- Some airlines may not allow certain breeds of dogs to be transported in the cargo holds of their planes, and airlines such as Continental Airlines also have embargo policies based on the size of the aircraft and the environmental conditions. For example, an airline may refuse to allow short-nosed dogs to be transported in the hold during certain times of the year (due to environmental temperatures) or on certain flights (based on the size of the plane). Most of the embargos apply to animals transported in the hold, and do not apply to pets in the cabin.
- Pick your flight times carefully. When you and your pet are in the air, the pressure and temperature in the plane is controlled. However, you’ve probably noticed that the air seems a little stale and the temperature isn’t as well regulated when you’re sitting on the tarmac – that’s because the plane’s temperature and air pressure controls are often turned down until you’re in the air. What does this mean? Well, it means that if you’re on the tarmac for a long period of time, the temperature in the cargo hold may rise above (if it’s hot) or fall below (if it’s cold) the ideal temperatures for your pet. To protect pet passengers, airlines have their own temperature restrictions—for example, no pets in the cargo bay when the forecast is 85 degrees (F) or higher—but you can be even more careful.
- Try to minimize layovers where your pet might be kept in the cargo hold or sitting on the tarmac in temperatures that aren’t comfortable for it. For example, in warmer months, or when you’re traveling to a warm destination, only fly earlier or later in the day to avoid the mid-day high temperatures so the cargo area doesn’t get uncomfortably hot. During cold weather, or when flying to a colder destination, try to fly during the warmer parts of the day.
- Visit your veterinarian within 10 days before any interstate trip you take with your pet, but particularly before airplane trips. Pet owners are required by law to get a certificate of veterinary inspection (often called a health certificate) from their veterinarian for any trip that crosses state lines, and the airlines often require a copy of the health certificate before they’ll let your pet fly.

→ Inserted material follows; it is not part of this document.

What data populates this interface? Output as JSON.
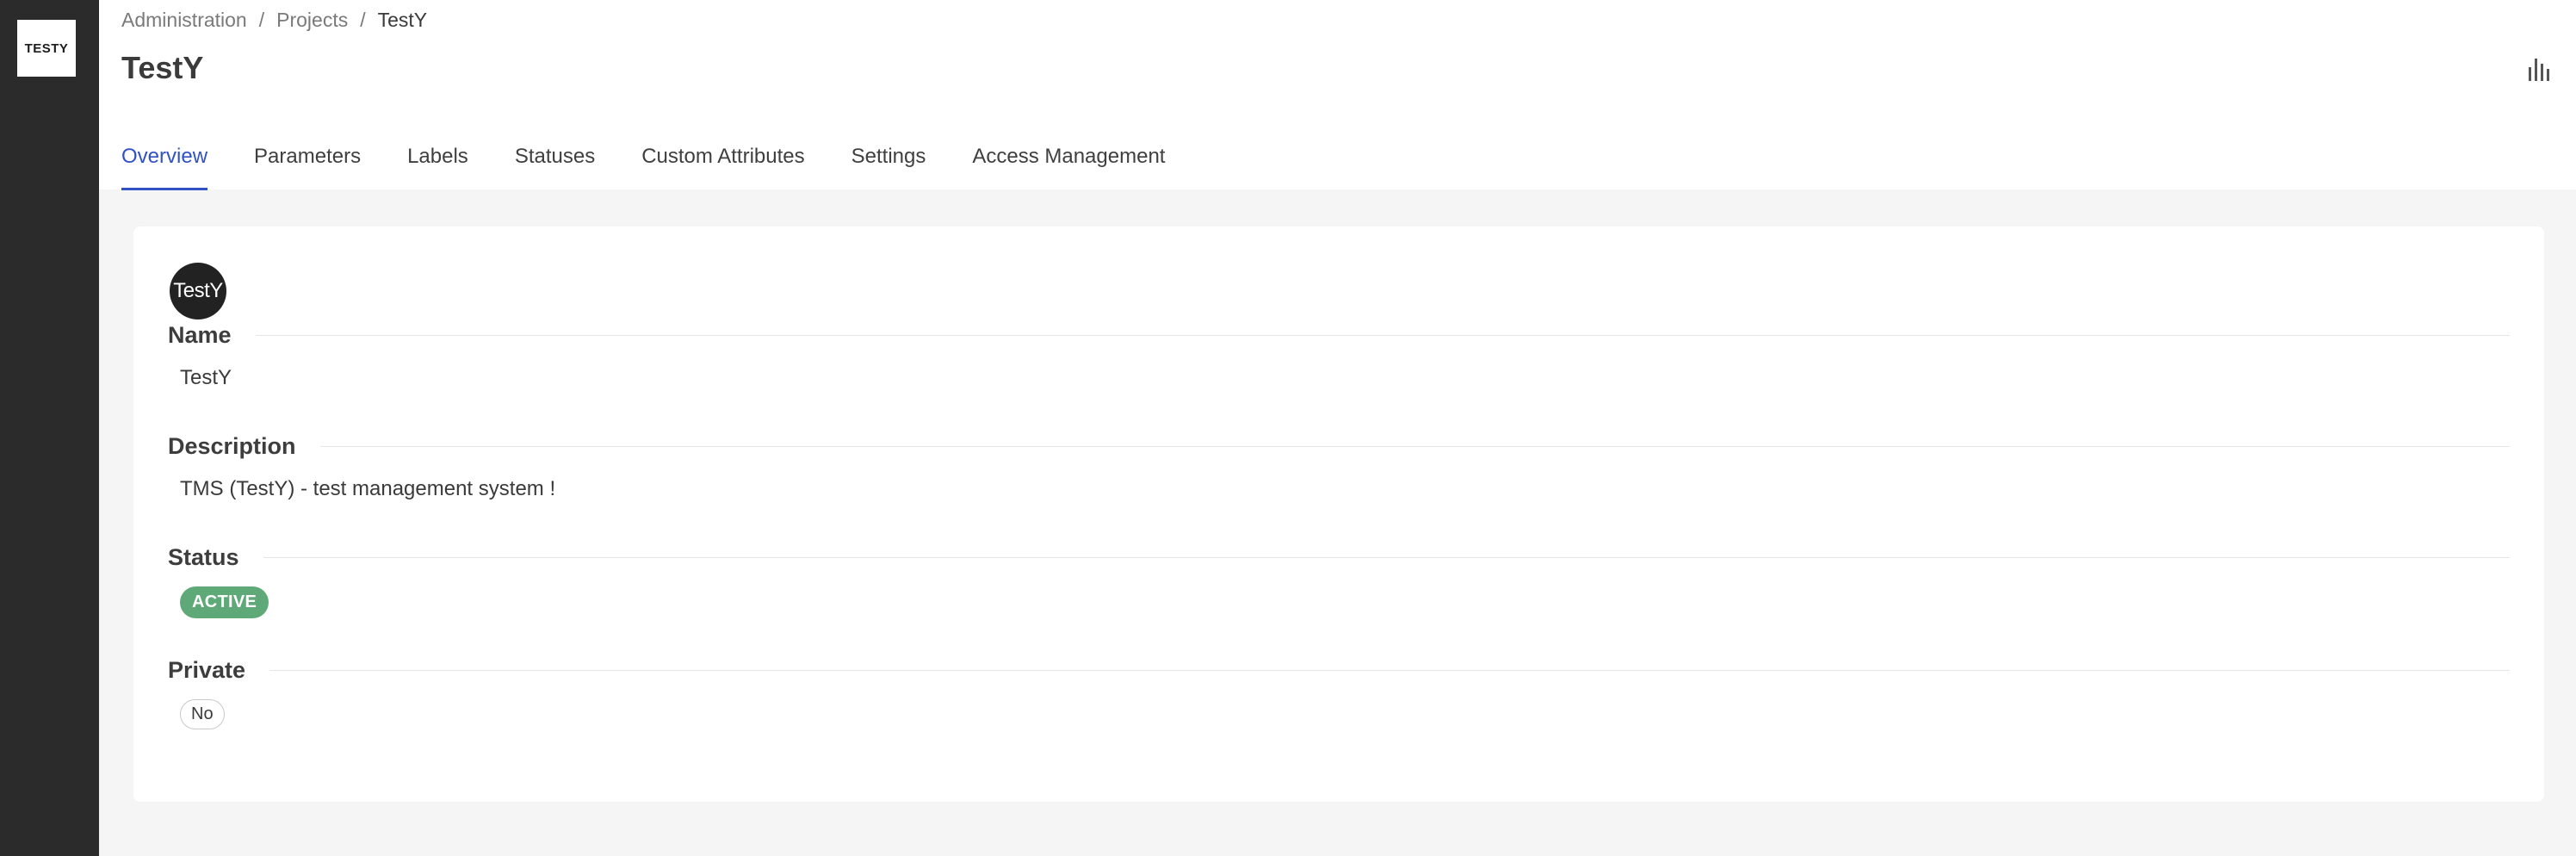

If you have a short-nosed breed of dog, ask your veterinarian about your pet’s respiratory health and what precautions you can take to minimize the risks for your pet.
- Your veterinarian can help you figure our what kind and size travel carrier you should get and how best to mark it with your personal information to make sure you and your pet are reunited after the flight, what kind of animal identification is appropriate (such as tags, microchip, etc.), and when you should feed your pet during travel.

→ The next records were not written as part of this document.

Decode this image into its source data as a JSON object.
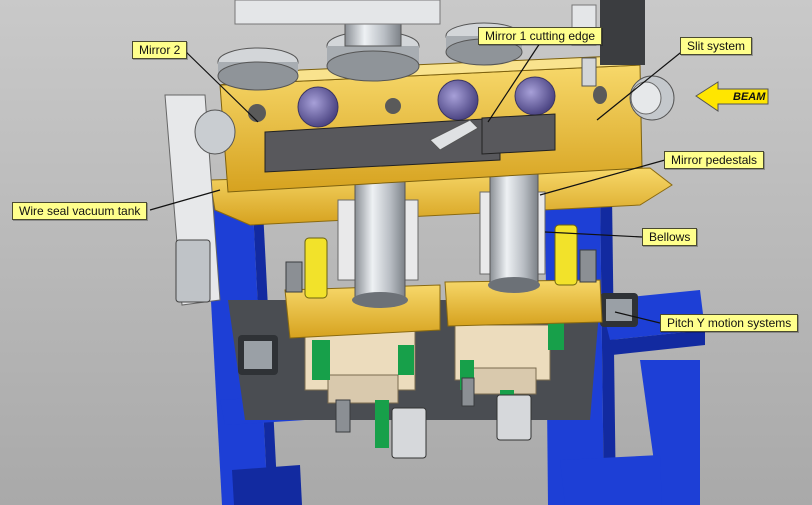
{
  "labels": {
    "mirror2": "Mirror 2",
    "mirror1_cutting_edge": "Mirror 1 cutting edge",
    "slit_system": "Slit system",
    "beam": "BEAM",
    "mirror_pedestals": "Mirror pedestals",
    "wire_seal_vacuum_tank": "Wire seal vacuum tank",
    "bellows": "Bellows",
    "pitch_y_motion_systems": "Pitch Y motion systems"
  },
  "colors": {
    "frame_blue": "#1d3fd6",
    "tank_gold": "#f0c53c",
    "callout_fill": "#ffff8c",
    "background": "#b9b9b9"
  }
}
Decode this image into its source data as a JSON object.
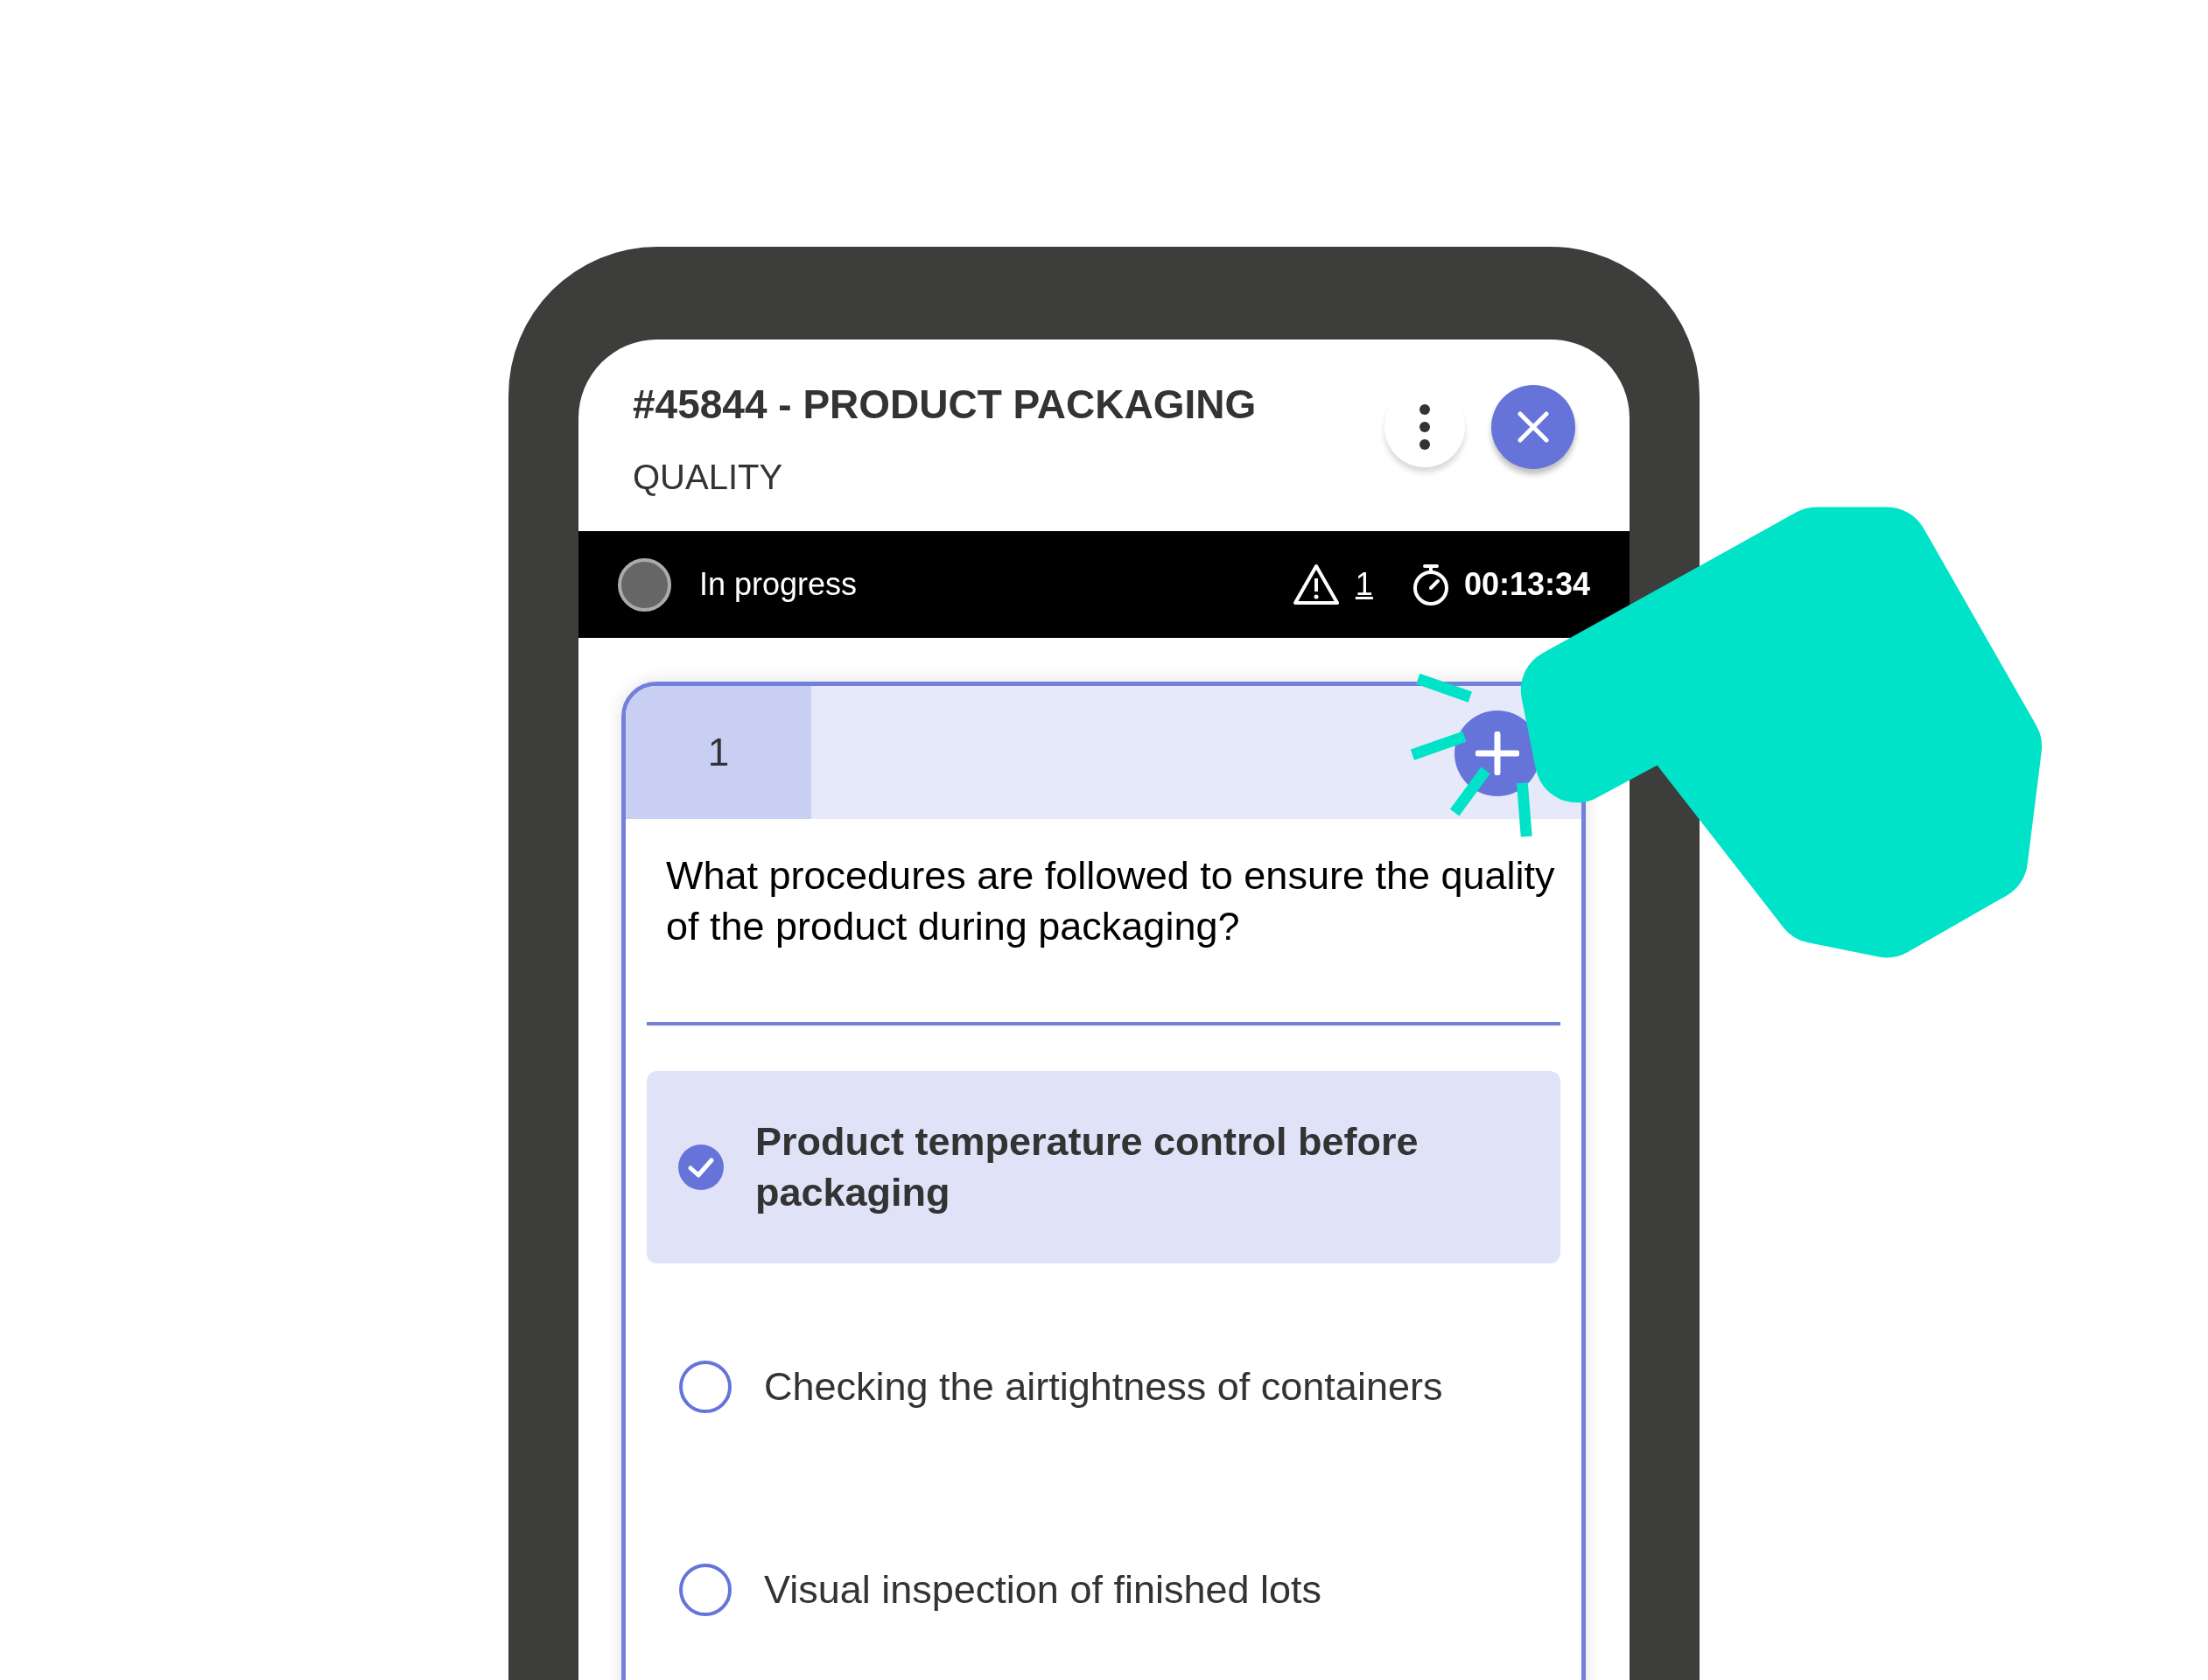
{
  "header": {
    "title": "#45844 - PRODUCT PACKAGING",
    "subtitle": "QUALITY"
  },
  "status_bar": {
    "status": "In progress",
    "warnings": "1",
    "timer": "00:13:34"
  },
  "question": {
    "number": "1",
    "text": "What procedures are followed to ensure the quality of the product during packaging?",
    "options": [
      {
        "label": "Product temperature control before packaging",
        "selected": true
      },
      {
        "label": "Checking the airtightness of containers",
        "selected": false
      },
      {
        "label": "Visual inspection of finished lots",
        "selected": false
      }
    ]
  }
}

- We strongly recommend that you avoid tranquilizing your pet for air travel, because it can increase your pet’s risk of injury and health problems.
Q. What about short-nosed cat breeds? Are they also at risk?
As always, talk to your veterinarian if you have ANY concerns about your pet’s health.